Install ROS 2, and make sure you are on the same network as the robot.
In Foxglove, select "Open connection" in the "Open data source" dialog.
We recommend Foxglove WebSocket as the easiest way to get connected – especially if you have a network firewall between ROS and Foxglove, as it requires your ROS host to have only one port open.
Select "Foxglove WebSocket" in the "Open data source" dialog, then enter the URL to your Rosbridge server:
To reconnect to a Foxglove WebSocket in a different context, you must first clear out your most recently visualized data in Foxglove.
To clear the state and reset your visualizations, resend the
serverInfo message with an updated value for its optional
sessionID field (string value). This lets the Foxglove WebSocket connection know that you are initiating a new connection, instead of trying to reconnect to a dropped one.
Foxglove WebSocket connections support publishing back to your ROS stack, but not reading or setting ROS parameters.
NOTE: For performance reasons, we recommend using the Foxglove WebSocket connection instead.
Connect directly to your running ROS stack via WebSockets using a Rosbridge connection.
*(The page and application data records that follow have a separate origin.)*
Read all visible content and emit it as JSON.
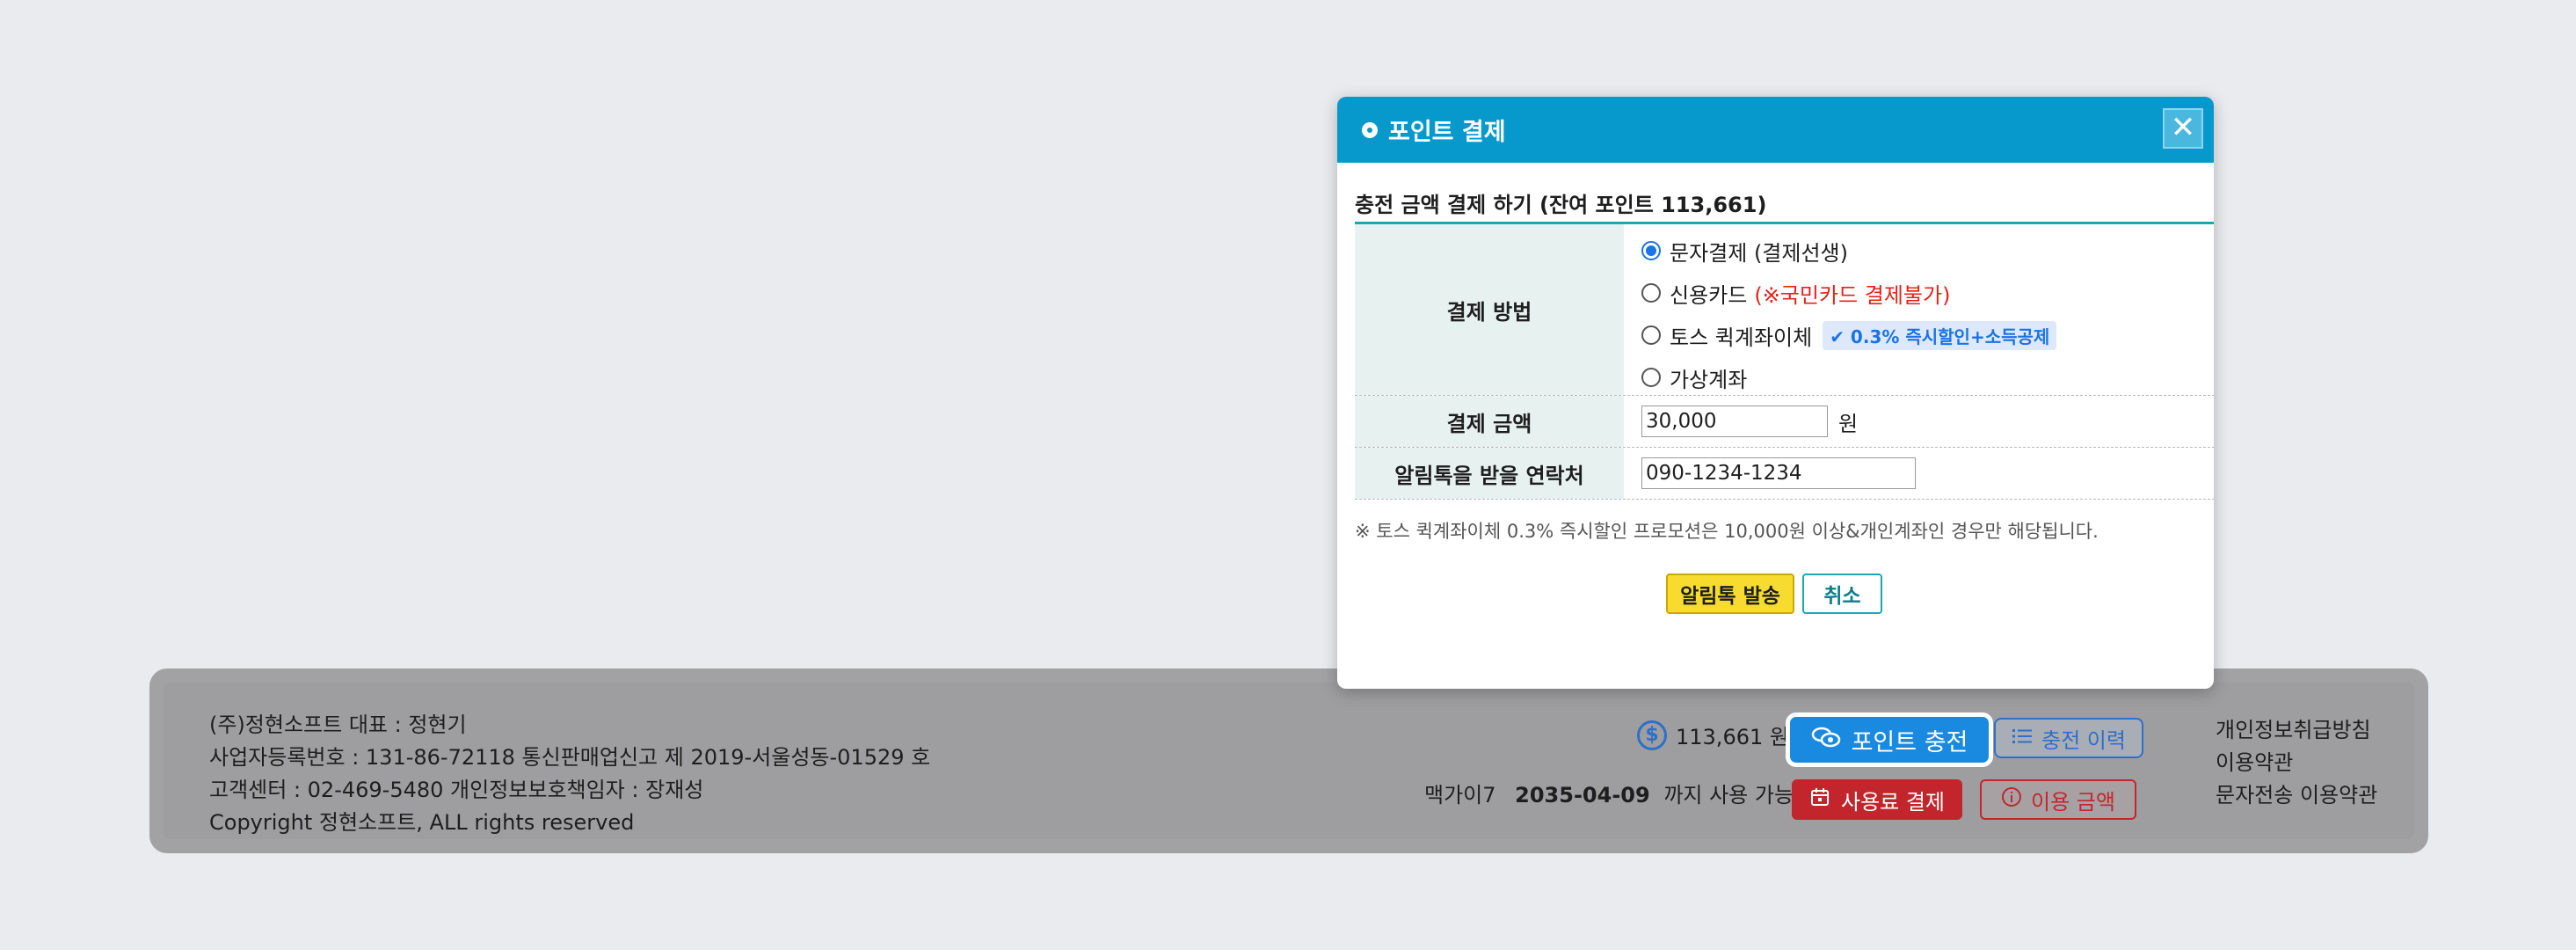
{
  "modal": {
    "title": "포인트 결제",
    "close_symbol": "✕",
    "section_title": "충전 금액 결제 하기 (잔여 포인트 113,661)",
    "method_label": "결제 방법",
    "methods": [
      {
        "label": "문자결제 (결제선생)",
        "selected": true
      },
      {
        "label": "신용카드",
        "note": "(※국민카드 결제불가)",
        "selected": false
      },
      {
        "label": "토스 퀵계좌이체",
        "badge": "✔ 0.3% 즉시할인+소득공제",
        "selected": false
      },
      {
        "label": "가상계좌",
        "selected": false
      }
    ],
    "amount_label": "결제 금액",
    "amount_value": "30,000",
    "amount_unit": "원",
    "contact_label": "알림톡을 받을 연락처",
    "contact_value": "090-1234-1234",
    "note": "※ 토스 퀵계좌이체 0.3% 즉시할인 프로모션은 10,000원 이상&개인계좌인 경우만 해당됩니다.",
    "send_button": "알림톡 발송",
    "cancel_button": "취소"
  },
  "footer": {
    "company_lines": [
      "(주)정현소프트 대표 : 정현기",
      "사업자등록번호 : 131-86-72118 통신판매업신고 제 2019-서울성동-01529 호",
      "고객센터 : 02-469-5480 개인정보보호책임자 : 장재성",
      "Copyright 정현소프트, ALL rights reserved"
    ],
    "point_balance": "113,661 원",
    "coin_symbol": "$",
    "charge_button": "포인트 충전",
    "history_button": "충전 이력",
    "account_name": "맥가이7",
    "expiry_date": "2035-04-09",
    "expiry_suffix": "까지 사용 가능",
    "pay_button": "사용료 결제",
    "usage_button": "이용 금액",
    "links": [
      "개인정보취급방침",
      "이용약관",
      "문자전송 이용약관"
    ]
  },
  "colors": {
    "modal_header": "#0799cc",
    "charge_button": "#1a8ae0",
    "pay_button": "#c2262c",
    "send_button": "#f7dc2f",
    "table_accent": "#19a7b7",
    "warning_text": "#e2231a"
  },
  "icons": {
    "coin": "dollar-coin-icon",
    "charge": "coins-icon",
    "history": "list-icon",
    "pay": "calendar-icon",
    "usage": "info-circle-icon",
    "close": "close-icon"
  }
}
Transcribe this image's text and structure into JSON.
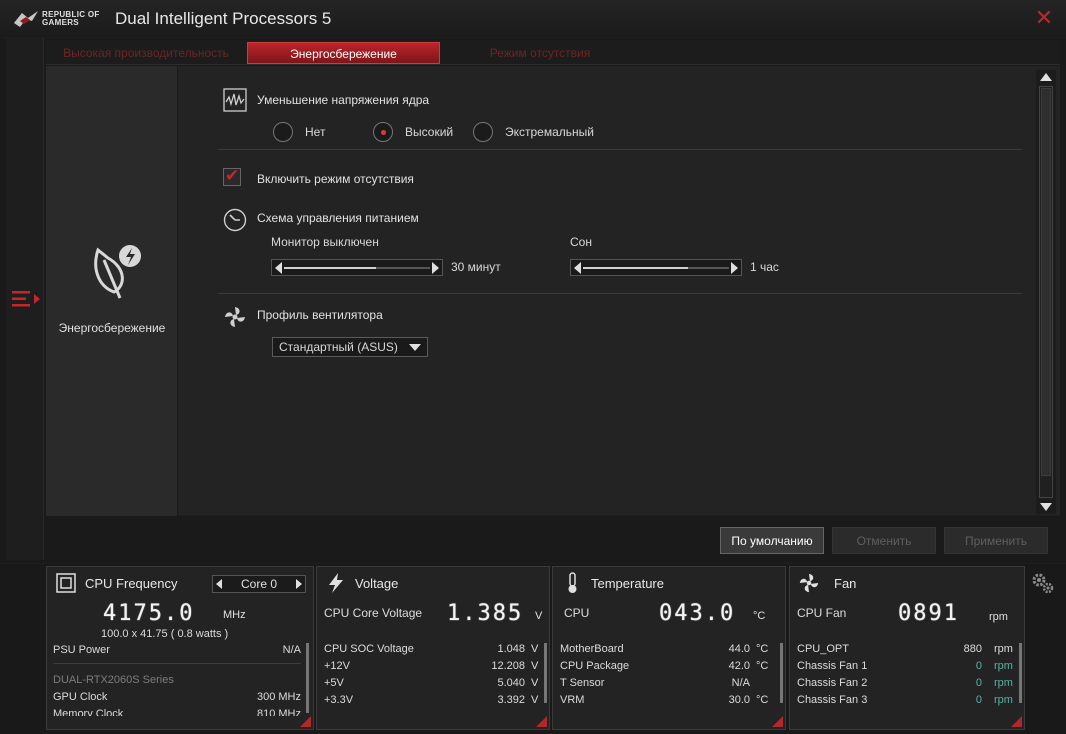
{
  "window": {
    "brand_line1": "REPUBLIC OF",
    "brand_line2": "GAMERS",
    "title": "Dual Intelligent Processors 5",
    "close": "✕"
  },
  "tabs": [
    {
      "label": "Высокая производительность",
      "active": false
    },
    {
      "label": "Энергосбережение",
      "active": true
    },
    {
      "label": "Режим отсутствия",
      "active": false
    }
  ],
  "side": {
    "label": "Энергосбережение"
  },
  "voltage": {
    "title": "Уменьшение напряжения ядра",
    "options": [
      {
        "label": "Нет",
        "checked": false
      },
      {
        "label": "Высокий",
        "checked": true
      },
      {
        "label": "Экстремальный",
        "checked": false
      }
    ]
  },
  "away": {
    "label": "Включить режим отсутствия",
    "checked": true
  },
  "power": {
    "title": "Схема управления питанием",
    "monitor": {
      "label": "Монитор выключен",
      "value": "30 минут",
      "fill": 0.63
    },
    "sleep": {
      "label": "Сон",
      "value": "1 час",
      "fill": 0.72
    }
  },
  "fan_profile": {
    "title": "Профиль вентилятора",
    "selected": "Стандартный (ASUS)"
  },
  "buttons": {
    "default": "По умолчанию",
    "cancel": "Отменить",
    "apply": "Применить"
  },
  "cpu": {
    "title": "CPU Frequency",
    "core": "Core 0",
    "freq": "4175.0",
    "freq_unit": "MHz",
    "detail": "100.0  x  41.75 ( 0.8   watts )",
    "psu_label": "PSU Power",
    "psu_value": "N/A",
    "gpu_series": "DUAL-RTX2060S Series",
    "gpu_clock_label": "GPU Clock",
    "gpu_clock_value": "300 MHz",
    "mem_clock_label": "Memory Clock",
    "mem_clock_value": "810 MHz"
  },
  "voltage_card": {
    "title": "Voltage",
    "main_label": "CPU Core Voltage",
    "main_value": "1.385",
    "main_unit": "V",
    "rows": [
      {
        "label": "CPU SOC Voltage",
        "value": "1.048",
        "unit": "V"
      },
      {
        "label": "+12V",
        "value": "12.208",
        "unit": "V"
      },
      {
        "label": "+5V",
        "value": "5.040",
        "unit": "V"
      },
      {
        "label": "+3.3V",
        "value": "3.392",
        "unit": "V"
      }
    ]
  },
  "temp_card": {
    "title": "Temperature",
    "main_label": "CPU",
    "main_value": "043.0",
    "main_unit": "°C",
    "rows": [
      {
        "label": "MotherBoard",
        "value": "44.0",
        "unit": "°C"
      },
      {
        "label": "CPU Package",
        "value": "42.0",
        "unit": "°C"
      },
      {
        "label": "T Sensor",
        "value": "N/A",
        "unit": ""
      },
      {
        "label": "VRM",
        "value": "30.0",
        "unit": "°C"
      }
    ]
  },
  "fan_card": {
    "title": "Fan",
    "main_label": "CPU Fan",
    "main_value": "0891",
    "main_unit": "rpm",
    "rows": [
      {
        "label": "CPU_OPT",
        "value": "880",
        "unit": "rpm"
      },
      {
        "label": "Chassis Fan 1",
        "value": "0",
        "unit": "rpm"
      },
      {
        "label": "Chassis Fan 2",
        "value": "0",
        "unit": "rpm"
      },
      {
        "label": "Chassis Fan 3",
        "value": "0",
        "unit": "rpm"
      }
    ]
  },
  "colors": {
    "accent": "#c3272b",
    "background": "#1a1a1a",
    "panel": "#232323",
    "teal": "#55b3a4"
  }
}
This connection option requires only a single open port between Foxglove and your robot.
rosbridge connection uses a standard protocol to connect Foxglove to your ROS master over WebSockets. While it does require running an extra ROS node
rosbridge_server, we recommend this option if you have a network firewall between ROS and Foxglove, as it requires your ROS host to have only one port open.
To open a Rosbridge connection, make sure you’ve installed
$ sudo apt install ros-galactic-rosbridge-suite // ROS 2 Galactic
Next, start the WebSocket server, and review the command printout to determine the port it is listening on (e.g.
$ ros2 launch rosbridge_server rosbridge_websocket_launch.xml
"Open connection" in the "Open data source" dialog, select "Rosbridge", then enter the URL to your Rosbridge server:
To test your connection, open the sidebar to verify that Foxglove is receiving your data source's topics.
Rosbridge connections support publishing back to your ROS stack, but not reading or setting ROS parameters.
Remote ROS 2
.db3 files are not supported, but you can convert them into MCAP files for remote file support.
Select "Remote file" in the "Open data source" dialog, and enter the URL to your remote
Check out the directions for setting up CORS to load remote data files into Foxglove.
You must first convert ROS 2 (
.db3) files into the supported MCAP file format before loading in Foxglove.
mcap CLI tool to help with this conversion:
$ mcap convert ros2_input.db3 ros2_output.mcap
mcap will search the path stored in your
$AMENT_PREFIX_PATH environment variable to locate the ROS message definitions on your hard drive. You can also specify a colon-separated list of directories for the CLI tool to search using the
$ mcap convert ros2_input.db3 ros2_output.mcap --ament-prefix-path=/your/first/directory;/your/second/directory
Once you have your MCAP (
.mcap) file, you're ready to load it for visualization.
To load a local file for visualization, you have several options:
- Double-click the file from your file manager
- Drag-and-drop the file into Foxglove directly
- "Open local file" in the "Open data source" dialog to select a file from your filesystem
Select a custom time range of data (can span multiple recordings or events) to "Visualize" on the Timeline page: